Cancer deaths rule the charts for over a decade with no persistent solution. Novel target specific therapy is an absolute need of the hour. Abundant work has been done and reported concerning the close liaison between inflammation and cancer. Curcumin is one such molecule that has been extensively explored against inflammation and is being recurrently studied against various types of cancer including leukemia with multiple mode of action, one amongst them being via histone methylation. However, the drawback of poor bioavailability profile restricts its drug status. Difluorinated chalcones and propanediones, owing to their structural similarity to the enol-keto form of curcumin, as well as to the plausibility of improved bioavailability due to fluorine atoms, seemed to bear appropriate candidature to be explored against histone methyltransferase in leukemia. These molecules were docked with 3K5K, G9a -UNC0224 crystal complex along with curcumin. Only after visible desired interactions, these molecules were subjected to enzyme inhibitory studies, considering BIX-01294 and curcumin positive control. 4-fluorine substituted di-fluorinated propanedione emerged as a potential inhibitor of histone methyltransferase highlighting 8-9% levels of methylation at 1 and 10 µM concentration. It showed significant apoptotic activity leading to G2/m arrest. In this study, we provide the first evidence that difluorinatedpropanedione is an inhibitor of histone methyltransferase and functionally involved in influencing cell proliferation and apoptosis in leukemic cell lines. The present studies on chalcones and propanediones herewith, showed that the di-fluorinated propanediones were more potent as compared to their chalcone counterpart. As also, the halogen substituted molecules proved to be more potential.

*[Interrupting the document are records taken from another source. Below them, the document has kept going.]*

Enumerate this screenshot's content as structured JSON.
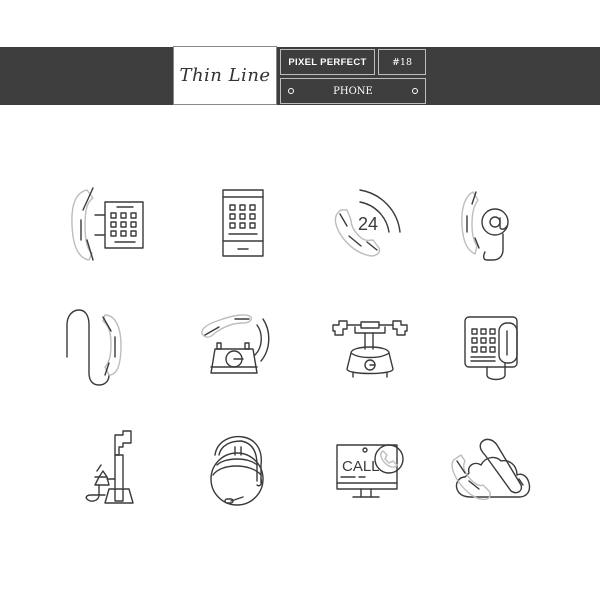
{
  "header": {
    "brand_title": "Thin Line",
    "tag": "PIXEL PERFECT",
    "number": "#18",
    "category": "PHONE"
  },
  "icons": [
    {
      "name": "desk-phone-keypad",
      "label": ""
    },
    {
      "name": "smartphone-keypad",
      "label": ""
    },
    {
      "name": "support-24-hours",
      "label": "24"
    },
    {
      "name": "phone-email",
      "label": "@"
    },
    {
      "name": "handset-cord",
      "label": ""
    },
    {
      "name": "ringing-rotary-phone",
      "label": ""
    },
    {
      "name": "vintage-candlestick-phone",
      "label": ""
    },
    {
      "name": "payphone",
      "label": ""
    },
    {
      "name": "antique-stand-phone",
      "label": ""
    },
    {
      "name": "headset-operator",
      "label": ""
    },
    {
      "name": "computer-call",
      "label": "CALL"
    },
    {
      "name": "cloud-phone",
      "label": ""
    }
  ]
}
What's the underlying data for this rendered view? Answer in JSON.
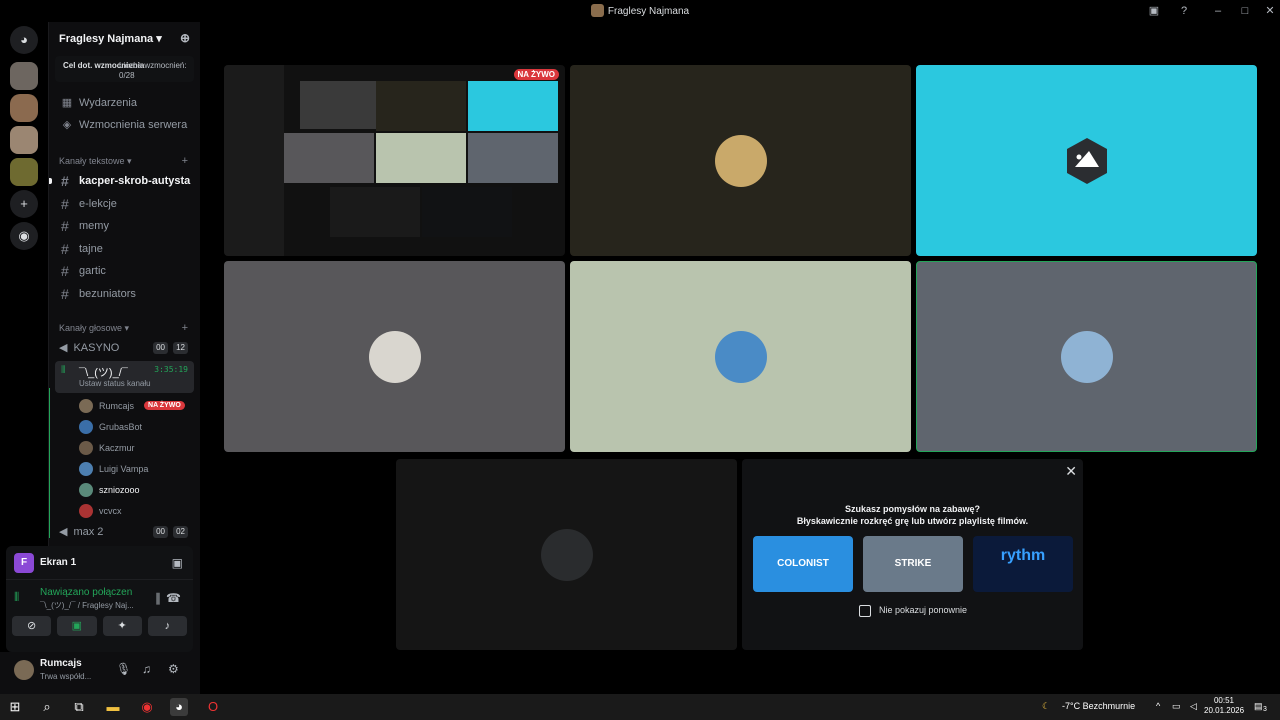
{
  "window": {
    "title": "Fraglesy Najmana"
  },
  "server": {
    "name": "Fraglesy Najmana",
    "boost_goal_label": "Cel dot. wzmocnienia",
    "boost_count_label": "Liczba wzmocnień: 0/28",
    "nav": [
      {
        "label": "Wydarzenia",
        "icon": "calendar-icon"
      },
      {
        "label": "Wzmocnienia serwera",
        "icon": "boost-icon"
      }
    ]
  },
  "text_category": "Kanały tekstowe",
  "text_channels": [
    "kacper-skrob-autysta",
    "e-lekcje",
    "memy",
    "tajne",
    "gartic",
    "bezuniators"
  ],
  "voice_category": "Kanały głosowe",
  "voice_channels": [
    {
      "name": "KASYNO",
      "pill_a": "00",
      "pill_b": "12"
    },
    {
      "name": "max 2",
      "pill_a": "00",
      "pill_b": "02"
    }
  ],
  "active_voice": {
    "name": "¯\\_(ツ)_/¯",
    "status": "Ustaw status kanału",
    "timer": "3:35:19"
  },
  "members": [
    {
      "name": "Rumcajs",
      "live": "NA ŻYWO",
      "color": "#7a6a55"
    },
    {
      "name": "GrubasBot",
      "live": "",
      "color": "#3a6ea8"
    },
    {
      "name": "Kaczmur",
      "live": "",
      "color": "#6b5a48"
    },
    {
      "name": "Luigi Vampa",
      "live": "",
      "color": "#4d7fb0"
    },
    {
      "name": "szniozooo",
      "live": "",
      "color": "#5a8a7a"
    },
    {
      "name": "vcvcx",
      "live": "",
      "color": "#a33"
    }
  ],
  "stream_panel": {
    "icon_letter": "F",
    "name": "Ekran 1",
    "connected": "Nawiązano połączen",
    "connected_sub": "¯\\_(ツ)_/¯ / Fraglesy Naj..."
  },
  "user": {
    "name": "Rumcajs",
    "status": "Trwa współd..."
  },
  "tiles": {
    "live_badge": "NA ŻYWO",
    "colors": [
      "#111111",
      "#27251c",
      "#2bc8df",
      "#58575a",
      "#b9c4ae",
      "#5f656e",
      "#151515"
    ]
  },
  "promo": {
    "line1": "Szukasz pomysłów na zabawę?",
    "line2": "Błyskawicznie rozkręć grę lub utwórz playlistę filmów.",
    "cards": [
      "COLONIST",
      "STRIKE",
      "rythm"
    ],
    "checkbox_label": "Nie pokazuj ponownie"
  },
  "taskbar": {
    "weather": "-7°C  Bezchmurnie",
    "time": "00:51",
    "date": "20.01.2026",
    "notifications": "3"
  }
}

Dr. Ramaa is professor, head of department of pharmaceutical chemistry at Bharati Vidyapeethʼs College of Pharmacy, Navi Mumbai. She received herPh. D in pharmaceutical chemistry from Institute of chemical technology in 1997 and since then she has been associated with theBharatiVidyapeethʼs college. She has received several grants from renowned funding agencies like Lady Tata Memorial trust, Basic Research in Nuclear sciences. She has published more than twenty five research and review articles in international and national esteemed journals. She has also presented more than thirty presentations at national and international conferences. She has recently edited a special issue on drug reprofiling in Current topics in medicinal chemistry, Bentham sciences.